No doubt about it: The Starcourt Mall is, like, totally awesome.
In the latest season of "Stranger Things," the newly opened shopping center captivates the residents of Hawkins, Ind. The Starcourt offers everything a Midwestern consumer in 1985 could ask for, and then some: a Jazzercise, an Orange Julius and, oh yeah, a portal to the Upside Down controlled by the Russian military.
Series creators Matt and Ross Duffer understand the potent nostalgia of the 1980s, and part of what has made the Starcourt the breakout star of Season 3 -- along with newcomer Maya Hawke -- is the throwback thrill of revisiting the heyday of the American mall.

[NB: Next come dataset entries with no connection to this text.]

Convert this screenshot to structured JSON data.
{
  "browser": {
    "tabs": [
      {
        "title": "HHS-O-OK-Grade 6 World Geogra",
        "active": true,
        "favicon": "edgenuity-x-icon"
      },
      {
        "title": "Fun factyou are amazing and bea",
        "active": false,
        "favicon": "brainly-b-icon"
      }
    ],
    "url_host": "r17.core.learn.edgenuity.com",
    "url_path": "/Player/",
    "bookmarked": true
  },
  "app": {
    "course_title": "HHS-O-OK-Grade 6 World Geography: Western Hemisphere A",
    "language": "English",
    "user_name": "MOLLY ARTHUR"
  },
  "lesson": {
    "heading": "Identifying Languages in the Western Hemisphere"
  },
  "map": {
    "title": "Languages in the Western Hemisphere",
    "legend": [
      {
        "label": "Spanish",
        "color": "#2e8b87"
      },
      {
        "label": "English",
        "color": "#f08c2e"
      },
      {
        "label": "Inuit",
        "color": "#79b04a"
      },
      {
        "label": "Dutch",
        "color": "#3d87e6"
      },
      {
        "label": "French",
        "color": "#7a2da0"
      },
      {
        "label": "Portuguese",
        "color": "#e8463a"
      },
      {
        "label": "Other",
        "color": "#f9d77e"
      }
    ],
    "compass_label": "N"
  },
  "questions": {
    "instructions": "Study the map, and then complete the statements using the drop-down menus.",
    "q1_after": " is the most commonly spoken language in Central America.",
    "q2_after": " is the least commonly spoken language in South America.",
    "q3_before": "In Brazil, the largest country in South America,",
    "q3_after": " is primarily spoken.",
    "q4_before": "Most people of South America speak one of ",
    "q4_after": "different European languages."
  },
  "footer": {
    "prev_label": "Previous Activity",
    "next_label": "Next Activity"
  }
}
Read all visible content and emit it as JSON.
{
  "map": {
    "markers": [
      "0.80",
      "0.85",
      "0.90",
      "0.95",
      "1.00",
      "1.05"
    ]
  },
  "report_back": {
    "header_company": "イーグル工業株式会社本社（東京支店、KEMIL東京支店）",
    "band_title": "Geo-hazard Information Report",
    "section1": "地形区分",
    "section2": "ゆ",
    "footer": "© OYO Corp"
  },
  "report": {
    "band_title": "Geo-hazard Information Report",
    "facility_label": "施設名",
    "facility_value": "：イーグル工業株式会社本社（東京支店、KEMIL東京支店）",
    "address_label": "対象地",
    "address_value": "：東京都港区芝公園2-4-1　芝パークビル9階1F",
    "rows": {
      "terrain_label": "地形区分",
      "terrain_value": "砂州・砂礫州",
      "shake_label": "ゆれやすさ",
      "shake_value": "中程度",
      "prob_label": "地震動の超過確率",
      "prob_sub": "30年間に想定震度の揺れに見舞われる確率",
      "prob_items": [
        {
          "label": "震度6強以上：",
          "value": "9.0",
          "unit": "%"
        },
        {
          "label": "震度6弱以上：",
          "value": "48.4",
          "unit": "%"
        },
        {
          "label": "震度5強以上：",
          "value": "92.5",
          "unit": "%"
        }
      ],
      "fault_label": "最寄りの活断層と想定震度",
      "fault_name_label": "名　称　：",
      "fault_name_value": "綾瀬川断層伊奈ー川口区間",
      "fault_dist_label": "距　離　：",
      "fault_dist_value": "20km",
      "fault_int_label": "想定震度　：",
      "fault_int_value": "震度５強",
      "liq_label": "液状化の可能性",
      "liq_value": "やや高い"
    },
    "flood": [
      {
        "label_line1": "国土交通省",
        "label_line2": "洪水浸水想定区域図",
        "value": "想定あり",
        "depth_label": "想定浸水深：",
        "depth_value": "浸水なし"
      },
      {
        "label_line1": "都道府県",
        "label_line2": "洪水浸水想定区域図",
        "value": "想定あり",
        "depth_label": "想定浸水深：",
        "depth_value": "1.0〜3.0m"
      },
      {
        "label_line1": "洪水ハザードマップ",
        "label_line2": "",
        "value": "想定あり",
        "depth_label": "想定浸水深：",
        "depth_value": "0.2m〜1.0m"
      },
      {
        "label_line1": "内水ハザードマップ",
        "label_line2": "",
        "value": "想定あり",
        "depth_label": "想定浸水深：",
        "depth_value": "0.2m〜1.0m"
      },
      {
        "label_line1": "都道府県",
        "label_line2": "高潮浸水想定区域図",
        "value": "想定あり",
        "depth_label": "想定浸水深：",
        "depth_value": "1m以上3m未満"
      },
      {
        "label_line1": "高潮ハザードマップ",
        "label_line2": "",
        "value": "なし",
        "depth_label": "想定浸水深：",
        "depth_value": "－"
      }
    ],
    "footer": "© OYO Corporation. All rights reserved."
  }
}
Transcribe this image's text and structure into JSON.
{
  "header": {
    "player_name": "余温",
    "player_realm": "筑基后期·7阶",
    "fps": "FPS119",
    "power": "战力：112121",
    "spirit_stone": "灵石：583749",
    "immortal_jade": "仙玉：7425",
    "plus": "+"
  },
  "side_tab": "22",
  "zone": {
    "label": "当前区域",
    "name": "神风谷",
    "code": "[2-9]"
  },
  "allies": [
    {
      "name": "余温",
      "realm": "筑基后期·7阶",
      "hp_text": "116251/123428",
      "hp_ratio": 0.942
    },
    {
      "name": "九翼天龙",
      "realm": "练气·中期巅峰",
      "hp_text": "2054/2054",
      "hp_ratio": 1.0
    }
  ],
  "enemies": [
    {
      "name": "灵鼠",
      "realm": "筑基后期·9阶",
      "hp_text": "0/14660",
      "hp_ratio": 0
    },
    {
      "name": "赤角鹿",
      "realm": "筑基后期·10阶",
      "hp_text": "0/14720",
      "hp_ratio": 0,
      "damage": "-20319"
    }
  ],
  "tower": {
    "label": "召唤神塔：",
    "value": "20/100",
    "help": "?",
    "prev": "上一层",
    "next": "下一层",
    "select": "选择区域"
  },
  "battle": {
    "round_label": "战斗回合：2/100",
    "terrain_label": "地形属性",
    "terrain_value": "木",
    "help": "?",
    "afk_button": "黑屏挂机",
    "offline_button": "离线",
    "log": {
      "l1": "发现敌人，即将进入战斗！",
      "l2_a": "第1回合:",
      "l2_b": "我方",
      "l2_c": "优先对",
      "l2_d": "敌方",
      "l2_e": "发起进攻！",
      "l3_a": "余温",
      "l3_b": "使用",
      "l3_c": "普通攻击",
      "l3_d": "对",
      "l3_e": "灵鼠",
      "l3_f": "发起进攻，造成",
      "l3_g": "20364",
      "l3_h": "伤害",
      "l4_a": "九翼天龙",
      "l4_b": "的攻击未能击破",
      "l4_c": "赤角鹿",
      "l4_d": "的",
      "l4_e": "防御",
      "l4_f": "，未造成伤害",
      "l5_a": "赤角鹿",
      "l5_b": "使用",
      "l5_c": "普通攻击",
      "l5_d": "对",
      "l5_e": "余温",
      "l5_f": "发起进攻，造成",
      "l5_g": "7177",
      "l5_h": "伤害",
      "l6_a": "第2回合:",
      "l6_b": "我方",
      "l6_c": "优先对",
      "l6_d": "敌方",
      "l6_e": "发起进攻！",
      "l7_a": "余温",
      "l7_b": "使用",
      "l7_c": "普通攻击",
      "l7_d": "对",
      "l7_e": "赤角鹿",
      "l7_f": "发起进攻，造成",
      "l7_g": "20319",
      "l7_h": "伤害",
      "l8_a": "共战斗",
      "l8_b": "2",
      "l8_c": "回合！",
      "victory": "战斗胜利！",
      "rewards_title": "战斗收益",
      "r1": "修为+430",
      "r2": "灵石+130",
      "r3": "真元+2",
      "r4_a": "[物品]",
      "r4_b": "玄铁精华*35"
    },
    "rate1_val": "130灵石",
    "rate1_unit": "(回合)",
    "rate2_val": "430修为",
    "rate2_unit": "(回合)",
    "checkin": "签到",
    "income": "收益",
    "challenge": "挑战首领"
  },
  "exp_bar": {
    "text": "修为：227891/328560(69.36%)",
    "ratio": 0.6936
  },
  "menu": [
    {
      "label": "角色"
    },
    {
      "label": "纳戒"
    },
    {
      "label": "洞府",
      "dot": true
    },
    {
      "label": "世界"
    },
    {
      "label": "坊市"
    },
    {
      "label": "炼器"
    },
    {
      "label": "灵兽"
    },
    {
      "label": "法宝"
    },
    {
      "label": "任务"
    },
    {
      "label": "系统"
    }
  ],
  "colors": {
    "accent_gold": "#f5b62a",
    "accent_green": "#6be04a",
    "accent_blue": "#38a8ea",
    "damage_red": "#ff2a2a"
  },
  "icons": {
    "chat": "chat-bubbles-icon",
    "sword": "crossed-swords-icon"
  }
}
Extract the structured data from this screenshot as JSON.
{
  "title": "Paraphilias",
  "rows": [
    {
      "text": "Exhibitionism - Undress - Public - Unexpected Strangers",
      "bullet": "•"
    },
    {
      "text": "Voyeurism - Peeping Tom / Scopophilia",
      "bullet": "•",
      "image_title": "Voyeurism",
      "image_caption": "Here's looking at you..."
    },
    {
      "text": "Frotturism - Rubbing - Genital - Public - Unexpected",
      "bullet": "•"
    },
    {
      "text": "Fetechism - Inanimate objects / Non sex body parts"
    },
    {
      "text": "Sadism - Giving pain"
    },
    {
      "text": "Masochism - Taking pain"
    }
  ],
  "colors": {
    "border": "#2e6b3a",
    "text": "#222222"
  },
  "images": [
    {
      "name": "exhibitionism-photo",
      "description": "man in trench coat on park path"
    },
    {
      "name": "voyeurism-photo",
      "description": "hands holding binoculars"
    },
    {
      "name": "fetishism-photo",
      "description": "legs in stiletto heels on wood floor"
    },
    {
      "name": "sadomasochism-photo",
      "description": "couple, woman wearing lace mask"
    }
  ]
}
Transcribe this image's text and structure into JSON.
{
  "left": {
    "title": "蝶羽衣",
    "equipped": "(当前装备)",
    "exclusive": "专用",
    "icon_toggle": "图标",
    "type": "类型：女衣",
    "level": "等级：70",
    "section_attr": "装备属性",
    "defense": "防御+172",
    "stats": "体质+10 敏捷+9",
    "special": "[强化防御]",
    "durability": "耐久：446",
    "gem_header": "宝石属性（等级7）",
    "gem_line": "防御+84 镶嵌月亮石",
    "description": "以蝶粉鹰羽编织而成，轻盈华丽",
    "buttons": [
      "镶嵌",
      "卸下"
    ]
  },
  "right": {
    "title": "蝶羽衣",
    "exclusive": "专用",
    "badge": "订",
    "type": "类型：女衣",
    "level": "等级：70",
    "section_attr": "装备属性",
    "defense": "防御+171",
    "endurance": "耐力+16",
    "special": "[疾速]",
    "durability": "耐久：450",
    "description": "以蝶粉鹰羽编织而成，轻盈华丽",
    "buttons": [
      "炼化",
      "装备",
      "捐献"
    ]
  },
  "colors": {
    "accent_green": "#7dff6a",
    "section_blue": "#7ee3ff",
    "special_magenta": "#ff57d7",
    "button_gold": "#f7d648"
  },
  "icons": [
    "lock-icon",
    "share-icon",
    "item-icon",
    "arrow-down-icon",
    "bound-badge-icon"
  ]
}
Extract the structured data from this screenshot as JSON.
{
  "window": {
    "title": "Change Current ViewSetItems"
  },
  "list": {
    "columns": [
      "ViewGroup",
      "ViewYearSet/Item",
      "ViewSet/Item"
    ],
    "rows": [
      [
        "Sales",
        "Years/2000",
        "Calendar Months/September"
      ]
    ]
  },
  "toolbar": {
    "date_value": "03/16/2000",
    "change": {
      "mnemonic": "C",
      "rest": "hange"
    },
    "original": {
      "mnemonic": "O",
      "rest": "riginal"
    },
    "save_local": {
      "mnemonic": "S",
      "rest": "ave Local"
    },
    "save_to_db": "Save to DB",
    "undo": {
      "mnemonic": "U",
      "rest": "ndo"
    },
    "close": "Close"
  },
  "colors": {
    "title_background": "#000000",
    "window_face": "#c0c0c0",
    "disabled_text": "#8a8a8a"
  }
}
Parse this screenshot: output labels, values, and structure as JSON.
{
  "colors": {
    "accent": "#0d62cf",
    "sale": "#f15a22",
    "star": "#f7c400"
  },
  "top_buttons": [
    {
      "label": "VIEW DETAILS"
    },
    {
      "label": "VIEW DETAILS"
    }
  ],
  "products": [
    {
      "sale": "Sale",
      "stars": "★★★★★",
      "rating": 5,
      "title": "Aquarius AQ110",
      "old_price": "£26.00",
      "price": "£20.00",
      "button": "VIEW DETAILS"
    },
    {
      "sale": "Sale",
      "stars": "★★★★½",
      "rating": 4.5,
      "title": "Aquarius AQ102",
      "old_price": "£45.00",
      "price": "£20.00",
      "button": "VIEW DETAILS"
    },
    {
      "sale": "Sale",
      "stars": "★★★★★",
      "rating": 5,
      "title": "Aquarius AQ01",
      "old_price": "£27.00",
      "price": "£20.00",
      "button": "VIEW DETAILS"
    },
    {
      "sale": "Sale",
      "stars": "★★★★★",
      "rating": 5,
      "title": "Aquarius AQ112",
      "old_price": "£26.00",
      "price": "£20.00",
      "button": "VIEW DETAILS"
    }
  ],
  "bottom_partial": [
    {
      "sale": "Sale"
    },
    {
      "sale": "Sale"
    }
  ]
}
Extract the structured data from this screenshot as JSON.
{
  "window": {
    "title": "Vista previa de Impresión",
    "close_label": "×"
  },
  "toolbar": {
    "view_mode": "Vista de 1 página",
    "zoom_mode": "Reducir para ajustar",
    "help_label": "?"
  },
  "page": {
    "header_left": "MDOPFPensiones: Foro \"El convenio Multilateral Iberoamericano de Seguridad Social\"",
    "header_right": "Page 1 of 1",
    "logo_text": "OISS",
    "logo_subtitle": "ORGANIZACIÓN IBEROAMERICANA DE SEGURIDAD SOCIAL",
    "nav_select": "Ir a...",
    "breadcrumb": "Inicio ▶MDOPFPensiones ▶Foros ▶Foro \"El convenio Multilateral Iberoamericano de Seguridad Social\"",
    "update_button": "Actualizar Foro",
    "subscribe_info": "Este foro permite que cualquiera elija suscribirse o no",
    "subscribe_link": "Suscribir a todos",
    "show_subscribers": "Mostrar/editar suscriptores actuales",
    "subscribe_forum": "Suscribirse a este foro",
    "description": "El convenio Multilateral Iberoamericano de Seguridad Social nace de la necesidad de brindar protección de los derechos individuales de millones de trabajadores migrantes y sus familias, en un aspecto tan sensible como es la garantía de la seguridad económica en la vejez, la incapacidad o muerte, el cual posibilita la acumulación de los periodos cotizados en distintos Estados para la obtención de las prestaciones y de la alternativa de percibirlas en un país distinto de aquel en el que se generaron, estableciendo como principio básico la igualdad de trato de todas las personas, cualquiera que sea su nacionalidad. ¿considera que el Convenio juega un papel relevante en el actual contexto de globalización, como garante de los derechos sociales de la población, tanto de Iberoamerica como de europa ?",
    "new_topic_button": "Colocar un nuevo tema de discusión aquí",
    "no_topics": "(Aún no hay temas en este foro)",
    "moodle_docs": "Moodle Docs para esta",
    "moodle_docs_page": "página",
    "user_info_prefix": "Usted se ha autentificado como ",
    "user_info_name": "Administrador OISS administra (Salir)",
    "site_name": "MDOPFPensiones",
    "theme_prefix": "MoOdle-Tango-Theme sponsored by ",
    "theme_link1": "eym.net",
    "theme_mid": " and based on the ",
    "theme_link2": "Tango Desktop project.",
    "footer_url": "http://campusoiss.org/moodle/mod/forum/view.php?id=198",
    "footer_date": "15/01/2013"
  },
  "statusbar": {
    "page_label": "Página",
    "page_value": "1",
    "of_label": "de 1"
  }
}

Once bustling temples of consumerism and popular gathering places for suburban teens, hundreds of malls across the country have closed and many more are in jeopardy thanks to online retail and other economic forces. Like other abandoned places, these ghost malls have become objects of curiosity.
One of these struggling shopping centers, located in suburban Atlanta, was revitalized -- at least for a few months -- for "Stranger Things 3." We talked to production designer Chris Trujillo about the enormous task of bring a mid-'80s mall back to life for the latest season of the sci-fi horror series.
This season was filmed at Gwinnett Place Mall, a shopping center in suburban Atlanta that has seen better days.
Trujillo knew that building a set from scratch would be prohibitively expensive, so he spent weeks scouting the Atlanta suburbs for an existing space he could transform into the Starcourt.
"You'd be shocked at the number of malls, particularly derelict malls, in the area," said Trujillo, who eventually settled on Gwinnett Place, which opened circa 1984 and was once a major attraction for shoppers across the state but has since fallen on hard times. "It's a massive mall that's slowly been collapsing on itself for probably the 30 years it's existed."
While still operational, much of the mall was vacant and "in a state of almost complete disrepair" when they began to prep for Season 3 last year, Trujillo added. "It's a very sad, kind of abandoned feeling."
The empty space felt immediately right for the period setting -- and the Duffers' filmmaking style.